The process uses silicon to replace graphite as an element in Li-ion cells, which could lead to longer-lasting, more powerful batteries.
The race is on to build a better battery – it seems we’re reading about new advances every week. The latest breakthrough comes from researchers at Rice University and Lockheed Martin, who’ve found a way to make multiple high-performance anodes from a single silicon wafer.
The process uses silicon to replace graphite as an element in Li-ion cells, which could lead to longer-lasting, more powerful batteries. In a previous advance, the research team found that porous silicon soaked up 10 times more lithium than graphite.
The new work, which was published this month in the journal Chemistry of Materials, details the process by which Swiss cheese-like silicon “sponges” that store more than four times their weight in lithium can be electrochemically lifted off of wafers.

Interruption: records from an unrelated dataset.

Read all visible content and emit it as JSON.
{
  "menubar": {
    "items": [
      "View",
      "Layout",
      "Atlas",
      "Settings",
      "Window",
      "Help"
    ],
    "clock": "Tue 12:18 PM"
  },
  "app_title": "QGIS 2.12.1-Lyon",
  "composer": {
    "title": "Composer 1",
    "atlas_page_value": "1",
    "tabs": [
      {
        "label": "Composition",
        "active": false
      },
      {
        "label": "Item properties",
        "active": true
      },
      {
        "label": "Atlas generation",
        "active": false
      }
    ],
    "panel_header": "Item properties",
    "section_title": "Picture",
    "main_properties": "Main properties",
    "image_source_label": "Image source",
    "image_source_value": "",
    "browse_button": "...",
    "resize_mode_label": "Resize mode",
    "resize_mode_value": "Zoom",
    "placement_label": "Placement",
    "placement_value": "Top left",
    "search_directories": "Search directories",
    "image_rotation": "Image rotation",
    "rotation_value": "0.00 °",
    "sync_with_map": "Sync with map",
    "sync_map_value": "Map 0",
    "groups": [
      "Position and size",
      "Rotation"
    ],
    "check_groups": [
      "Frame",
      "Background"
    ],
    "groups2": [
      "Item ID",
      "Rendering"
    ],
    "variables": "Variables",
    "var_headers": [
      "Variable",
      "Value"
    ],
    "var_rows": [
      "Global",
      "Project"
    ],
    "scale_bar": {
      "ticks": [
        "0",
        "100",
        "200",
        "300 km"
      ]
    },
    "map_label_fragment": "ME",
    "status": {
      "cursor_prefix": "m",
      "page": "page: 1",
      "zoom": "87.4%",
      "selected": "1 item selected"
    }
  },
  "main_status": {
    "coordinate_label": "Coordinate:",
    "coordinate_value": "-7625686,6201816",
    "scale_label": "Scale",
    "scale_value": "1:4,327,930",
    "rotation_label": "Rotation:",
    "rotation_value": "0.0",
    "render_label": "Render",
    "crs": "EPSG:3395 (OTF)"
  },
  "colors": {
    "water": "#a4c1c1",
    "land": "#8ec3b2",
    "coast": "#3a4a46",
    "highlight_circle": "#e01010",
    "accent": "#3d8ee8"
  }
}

Because silicon expands as it absorbs lithium ions, the sponge-like configuration gives it room to grow internally without degrading the battery’s performance, the researchers reported. They discovered that the electrochemical etching process used to create the pores can also separate the sponge from the substrate, which is then reused to make more sponges.
The product is a tough film that can be attached to a current collector (in this case, a thin layer of titanium on copper) and placed in a battery configuration. The team built a working lithium-ion battery with a discharge capacity of 1,260 milliamp-hours per gram, a capability that remained consistent through 20 cycles. The next step is to vastly increase the number of charge-discharge cycles, a critical feature for commercial applications in which rechargeable batteries are expected to last for years.